I really, really wanted to start this post by bitching about the weather. Something my poor family has to endure for much of the winter. But, I’ve decided to rise above the whining-chatter in my head and embrace the weather. It is easy today, at a balmy 42°F. A small, but welcome comfort after an epic freeze. Instead of complaining about the cold, I made hot chocolate and homemade marshmallows. It reminds me of being a kid, when I loved winter and playing outside. There is just something magical about the puff of a marshmallow and how it floats on top of hot chocolate, melting just a little to make a layer of sweet fluff. Totally comforting. Nothing beats that, except now I prefer my hot chocolate with a shot of whiskey and my marshmallows scented with a touch of mint or vanilla or even cardamom.
Last week I was gifted cardamom scented marshmallows by Lee, who owns l.c.finn’s Extracts. Homemade marshmallows are a brilliant idea and one I have never shared on the site. I’ve always made marshmallows by whipping egg whites and then suspending them with sugar syrup and gelatin until they are light as air and chewy. I adore the texture, but I can also detect the faintest taste of the egg white. This doesn’t bother me if I am layering the homemade marshmallows with other bold flavors. But, when I am going for an adornment for hot chocolate, I prefer a recipe that has no egg. This recipe for homemade marshmallows is just a combination of sugars and gelatin, simple as that. You can keep the marshmallows pure or play with flavored extracts and fun colors. They store for weeks in a dry spot, which is super easy this time of year in MN. Anytime you come home after braving the cold, just make up some hot cocoa and float a bit of happiness on top.
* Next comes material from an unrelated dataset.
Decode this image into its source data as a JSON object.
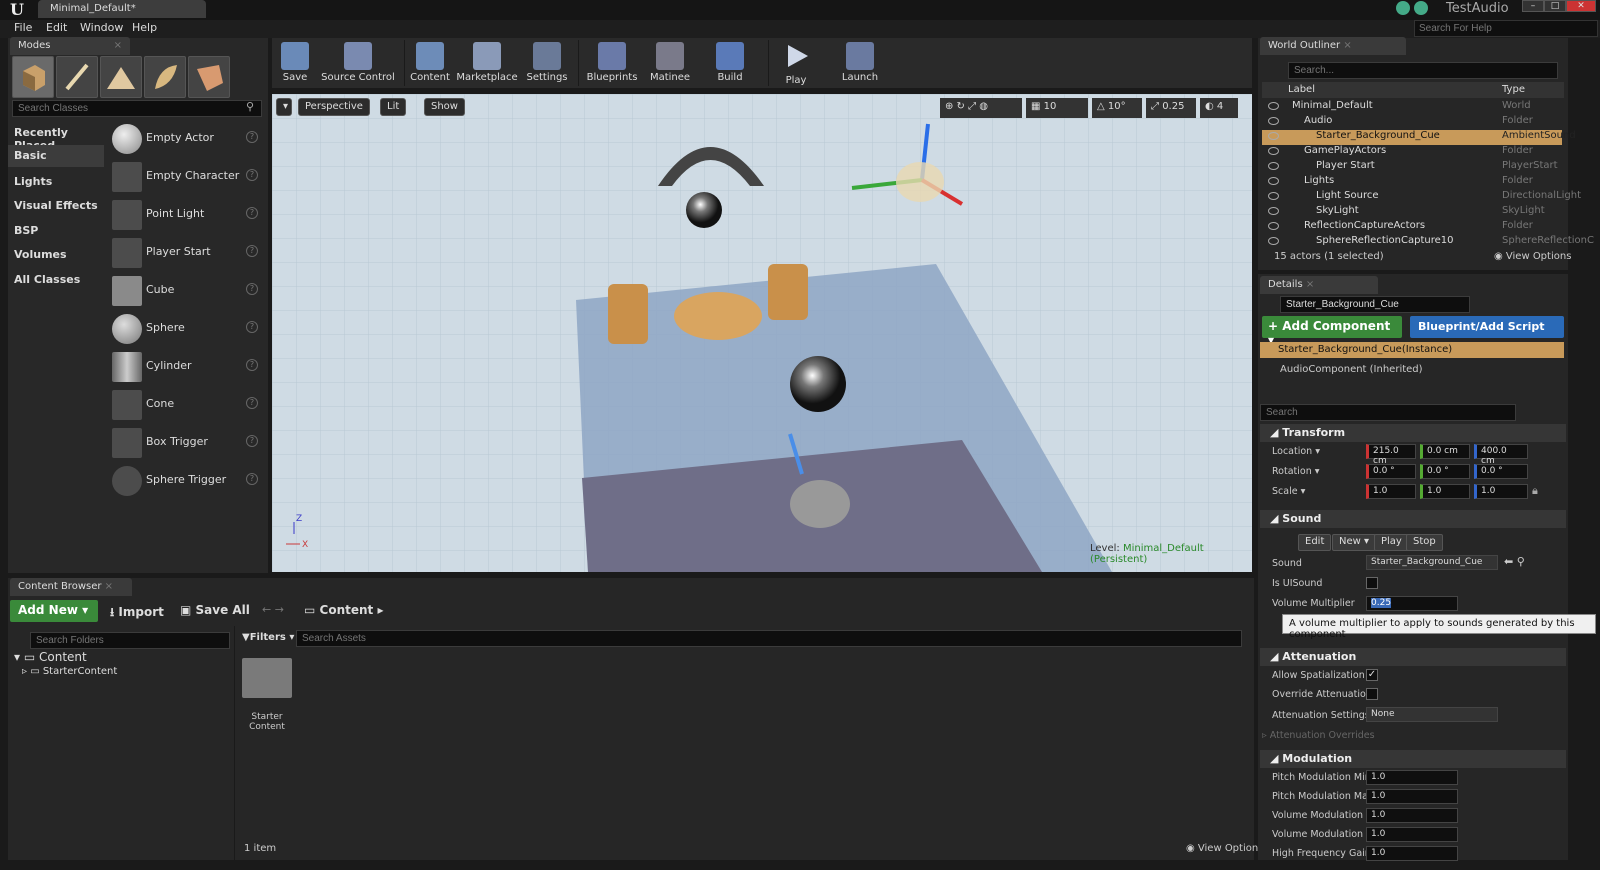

I am using sheet gelatin in my recipe, but I have also given the instructions for using the powdered variety. You can watch me use both types of gelatin in my instagram video. I got used to using sheets when I worked in restaurants and just find it easier to deal with. The sheets also have less of that kindergarten-glue flavor. You can find the gelatin sheets on Amazon if you want to give them a try.